Inadequate and poor rainfall distribution, and poor soil fertility are the major crop production constraint in semi-arid Sub-Saharan Africa.                                

Irrigation is the best way to produce crops in this region but competing claims for water, coupled with prohibitive development and maintenance costs often limit irrigation development in the region. Rainwater harvesting is a viable option for mitigating against droughts and dry spells in the region.

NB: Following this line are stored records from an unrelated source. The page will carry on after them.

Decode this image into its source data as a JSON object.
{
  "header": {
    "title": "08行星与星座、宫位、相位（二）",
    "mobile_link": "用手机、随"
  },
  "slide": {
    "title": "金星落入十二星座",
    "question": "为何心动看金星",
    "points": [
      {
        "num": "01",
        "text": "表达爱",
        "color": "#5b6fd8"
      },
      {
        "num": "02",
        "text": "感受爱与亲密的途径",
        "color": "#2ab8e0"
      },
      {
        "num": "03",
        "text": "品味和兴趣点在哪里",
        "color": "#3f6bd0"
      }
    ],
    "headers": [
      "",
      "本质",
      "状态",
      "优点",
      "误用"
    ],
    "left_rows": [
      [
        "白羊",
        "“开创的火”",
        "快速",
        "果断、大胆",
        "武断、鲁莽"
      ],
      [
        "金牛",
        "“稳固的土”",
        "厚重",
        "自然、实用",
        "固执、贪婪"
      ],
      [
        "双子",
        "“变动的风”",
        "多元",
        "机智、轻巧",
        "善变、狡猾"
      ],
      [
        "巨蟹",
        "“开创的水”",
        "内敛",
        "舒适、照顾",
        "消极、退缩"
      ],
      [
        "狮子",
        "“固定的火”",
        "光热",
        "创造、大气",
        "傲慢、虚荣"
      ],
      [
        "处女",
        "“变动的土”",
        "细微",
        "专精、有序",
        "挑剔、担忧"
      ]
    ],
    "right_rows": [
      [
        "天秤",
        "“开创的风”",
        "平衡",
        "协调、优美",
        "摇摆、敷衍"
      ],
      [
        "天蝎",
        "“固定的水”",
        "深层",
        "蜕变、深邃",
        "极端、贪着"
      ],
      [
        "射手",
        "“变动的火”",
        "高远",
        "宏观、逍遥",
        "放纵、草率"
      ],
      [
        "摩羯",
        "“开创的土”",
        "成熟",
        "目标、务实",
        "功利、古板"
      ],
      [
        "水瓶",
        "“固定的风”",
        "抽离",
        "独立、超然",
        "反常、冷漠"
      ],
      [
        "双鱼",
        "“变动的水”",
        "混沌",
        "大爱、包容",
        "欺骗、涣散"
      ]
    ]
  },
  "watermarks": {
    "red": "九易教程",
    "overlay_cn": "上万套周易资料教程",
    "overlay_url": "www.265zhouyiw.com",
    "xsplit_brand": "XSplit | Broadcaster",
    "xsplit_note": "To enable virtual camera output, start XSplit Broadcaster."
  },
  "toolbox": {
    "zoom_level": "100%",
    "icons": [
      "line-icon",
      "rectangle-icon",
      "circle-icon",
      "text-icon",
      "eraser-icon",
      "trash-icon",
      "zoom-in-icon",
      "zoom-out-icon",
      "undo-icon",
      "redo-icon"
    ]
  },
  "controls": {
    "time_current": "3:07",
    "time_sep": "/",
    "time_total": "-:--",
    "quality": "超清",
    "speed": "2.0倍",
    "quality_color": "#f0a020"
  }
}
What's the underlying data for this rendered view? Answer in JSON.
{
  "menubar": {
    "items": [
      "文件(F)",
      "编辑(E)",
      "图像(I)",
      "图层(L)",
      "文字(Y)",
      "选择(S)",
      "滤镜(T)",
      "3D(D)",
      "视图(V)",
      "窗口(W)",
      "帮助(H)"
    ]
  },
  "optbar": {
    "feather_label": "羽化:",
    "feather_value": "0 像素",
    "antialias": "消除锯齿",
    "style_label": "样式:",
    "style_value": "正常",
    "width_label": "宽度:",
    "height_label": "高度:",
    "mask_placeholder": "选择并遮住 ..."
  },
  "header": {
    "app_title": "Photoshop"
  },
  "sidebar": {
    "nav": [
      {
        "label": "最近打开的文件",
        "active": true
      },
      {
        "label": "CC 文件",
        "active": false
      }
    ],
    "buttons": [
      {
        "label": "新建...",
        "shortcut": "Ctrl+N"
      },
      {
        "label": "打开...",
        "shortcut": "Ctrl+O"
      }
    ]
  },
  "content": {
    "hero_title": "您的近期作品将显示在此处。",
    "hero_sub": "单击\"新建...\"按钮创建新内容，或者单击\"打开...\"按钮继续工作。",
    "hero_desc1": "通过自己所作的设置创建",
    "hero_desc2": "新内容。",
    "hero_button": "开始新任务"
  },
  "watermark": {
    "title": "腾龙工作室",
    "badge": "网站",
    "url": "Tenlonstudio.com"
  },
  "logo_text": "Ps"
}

The study is being conducted in Marange Communal Lands in Manicaland Province.  

The Faculty of Agriculture and Environmental Science through a team led by Professor G. Nyamadzawo (gnyama@yahoo.com) has launched a research project whose main objective is to improve the capacity of smallholder communities to adapt to and mitigate the impacts of climate change through the training and promotion of tied contours and infield water harvesting technologies in Marange and Zimunya areas located in Mutare District. 

In the backdrop of pilot studies conducted between 2012 and 2015 that have shown that under extreme drought conditions, maize yields under tied contours average about 1.6 t per hectare compared to 0.6 t per hectare under standard contours, the team has been motivated to embark on a massive scaling-up project which will thrust smallholder farmers at the forefront of a sustainable agricultural revolution.

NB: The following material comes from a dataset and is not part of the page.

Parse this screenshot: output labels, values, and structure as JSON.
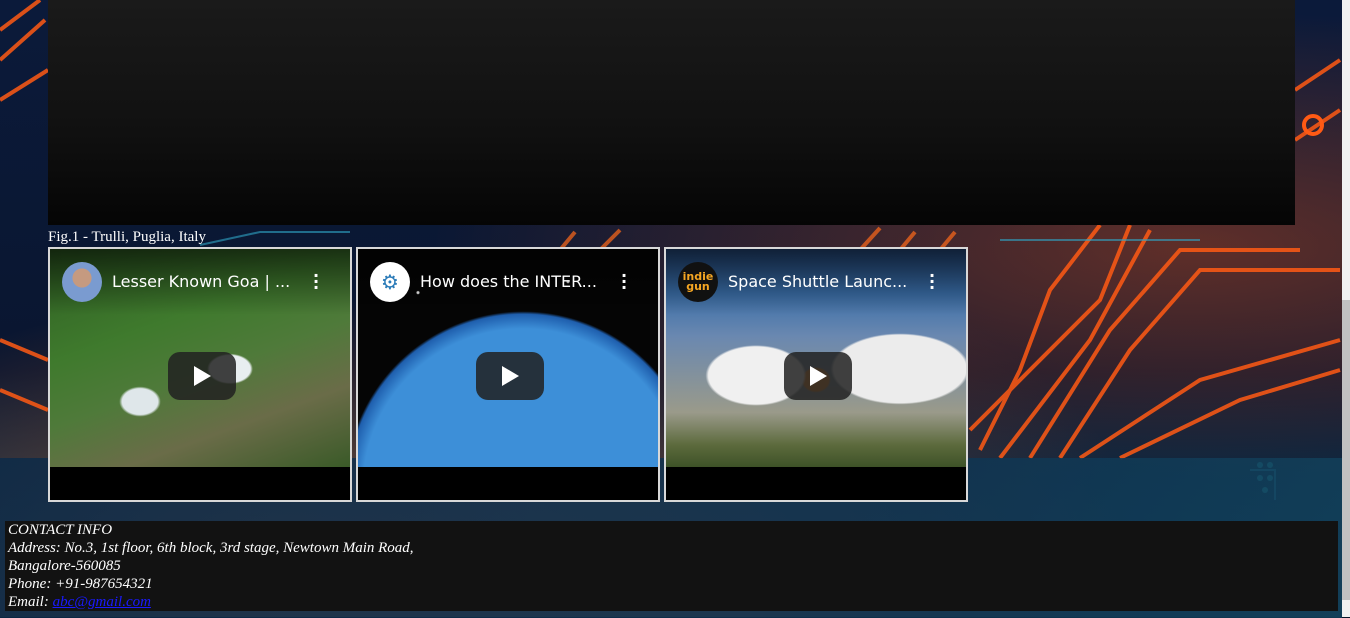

The project which is funded by the Candian Fund for Local Iniatives – CFLI (through the Department of Foreign Affairs, Trade, and Development  – DFATD) and Bindura University of Science Education partnered by Agritex, Mutare District also aims at improving the food security of households through increased crop yields even under extreme weather conditions.

The main activities of the project include:

  • Training of 5000 households/farmers in making tied contours
  • Training of trainers (train 100 extension officers and lead farmers)
  • Establishment of 63 climate farmer field schools which will be the community’s learning centres for water harvesting and climate smart agriculture
  • Carrying out field days to showcase benefits of tied contours

Training activities were carried out from 2 November 2016 to 4 December 2016.  This involved the following:

  • Training of extension officers (2 sessions of Training of Trainers) to equip extension officers with the relevant training skills
  • Training of 5000 Lead farmers on water harvesting using tied contours and in-field water harvest for climate change adaptation and mitigation and
  • Establishment of 63 farmer learning centers (FLC) or demonstration sites at each site were lead farmers were trained. 

Other pending activities include mid-season field tours in January as well as field days to showcase benefits of tied contours in February and March.

The team is also in the process of requesting for additional assistance from the BUSE Research and Postgraduate Centre to facilitate socioeconomic impact assessment studies which will also unravel the prevalence and extent of spontaneous adoption of these technologies.

Research Team Leader: Prof. George Nyamadzawo 


Other Team Members:

  • Innocent Wadzanayi Nyakudya (PhD)
  • Jephita Gotosa (MSc)
  • Fadzai Moyo (MPhil Student)
  • Pasipanodya Chiturike (MPhil Student)